The scene was set for 22 year-old McGinnes to dazzle and show the football world why the media had labelled him ‘the best centre-forward that ever left Scotland”. However, tragedy was to strike. It was a huge shock to all when McGinnes suddenly died of kidney failure on the eve of the season. He was just 22 years of age and had hit 109 goals in 140 games for the club. We’ll never know what heights he may have achieved.
Sam Jennings 0.68 goals per game
Another player with a fascinating life, Jennings was a 31 year-old veteran when he joined the Valiants. Brought in 1929 to replace Wilf Kirkham, who had been sold to Stoke City, Jennings was paired with fellow veteran Alfred Pynegar. It was the start of a barely believable spell. First, the two forwards hated each other and wouldn’t speak off the pitch. Next, experienced manager Joe Schofield shockingly died midway through the season.
You’d think that a side with two forwards in a spat , with no manager and having to replace their club record goalscorer would settle for consolidation? Not a chance. The side surged to the club’s first-ever promotion with Jennings hitting 27 goals in just 33 games. The striker, who reportedly trained by racing his greyhound to the ball stayed one more season to end with the impressive stats of 45 goals in 66 games.
Jack Roberts 0.61 goals per game

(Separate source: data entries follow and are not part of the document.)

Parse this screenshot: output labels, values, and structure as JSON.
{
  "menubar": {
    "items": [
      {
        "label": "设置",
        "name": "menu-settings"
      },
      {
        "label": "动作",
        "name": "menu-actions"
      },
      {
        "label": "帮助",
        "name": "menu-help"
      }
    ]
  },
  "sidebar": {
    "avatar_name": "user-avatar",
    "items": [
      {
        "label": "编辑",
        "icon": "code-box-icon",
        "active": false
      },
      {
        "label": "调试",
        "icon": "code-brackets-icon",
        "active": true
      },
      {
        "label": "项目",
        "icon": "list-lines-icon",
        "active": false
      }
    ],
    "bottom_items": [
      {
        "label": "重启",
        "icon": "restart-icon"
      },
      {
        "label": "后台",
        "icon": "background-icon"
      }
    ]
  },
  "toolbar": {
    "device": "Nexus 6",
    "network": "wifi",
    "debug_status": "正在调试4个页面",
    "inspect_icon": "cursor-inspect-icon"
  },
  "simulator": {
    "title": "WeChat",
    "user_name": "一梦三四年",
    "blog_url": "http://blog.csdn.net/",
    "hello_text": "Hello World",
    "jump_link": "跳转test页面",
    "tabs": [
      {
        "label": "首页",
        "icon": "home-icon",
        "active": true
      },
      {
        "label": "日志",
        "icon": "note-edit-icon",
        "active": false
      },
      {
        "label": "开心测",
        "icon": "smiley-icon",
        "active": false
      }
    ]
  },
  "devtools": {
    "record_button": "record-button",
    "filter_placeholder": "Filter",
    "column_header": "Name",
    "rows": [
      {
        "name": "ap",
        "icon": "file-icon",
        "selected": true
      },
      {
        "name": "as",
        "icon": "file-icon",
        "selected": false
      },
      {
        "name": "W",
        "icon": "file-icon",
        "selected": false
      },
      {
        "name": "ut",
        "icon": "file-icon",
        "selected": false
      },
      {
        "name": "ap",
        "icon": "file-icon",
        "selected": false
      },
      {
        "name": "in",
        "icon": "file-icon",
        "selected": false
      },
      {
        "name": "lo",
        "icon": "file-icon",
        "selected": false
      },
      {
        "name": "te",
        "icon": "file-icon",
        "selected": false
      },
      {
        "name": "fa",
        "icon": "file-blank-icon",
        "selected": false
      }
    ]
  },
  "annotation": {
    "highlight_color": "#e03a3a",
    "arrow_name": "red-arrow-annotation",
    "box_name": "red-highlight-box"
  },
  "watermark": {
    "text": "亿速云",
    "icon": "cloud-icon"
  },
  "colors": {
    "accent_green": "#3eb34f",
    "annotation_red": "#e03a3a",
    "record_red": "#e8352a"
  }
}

Jack Roberts was an extraordinary character off the pitch but his exploits on it were not too shabby either. Signed by Port Vale from the then non-league side Wigan Athletic, “Nipper” rattled in sixty goals in ninety eight appearances, finishing top-scorer on two occasions.
In 1939, he left the club to serve in World War Two where he managed the incredible task of escaping from a prisoner of war camp in Tunisia. Despite a broken bone in his neck, Roberts managed to walk 400 miles to freedom. Just to add to a memorable life, Roberts also took up baseball and ended up as captain of the England side.
Wilf Kikham 0.60 goals per game
Undisputedly the club’s greatest goalscorer, it’s also a case of “what could have been” for Kirkham as he retired while still in his prime to take up a career as a teacher. Over two spells with the Valiants, he wrote the record books with his goalscoring exploits. In his first spell, he netted an incredible 145 times in 225 games and while his second spell wasn’t as prolific it still brought 19 goals in 51 games.
However, despite finishing as the top scorer for a sixth time in 1933, he decided to retire. He was still 31 at the time so who knows how many more goals Kirkham could have added to his tally.
The local hit thirteen hat-tricks during his time with the club. Even though others on this list have a better goals per game ratio, none of them did it over more than 150 games. Kirkham maintained his record for almost three hundred appearances, making him undoubtedly the most potent Port Vale scorer of all-time.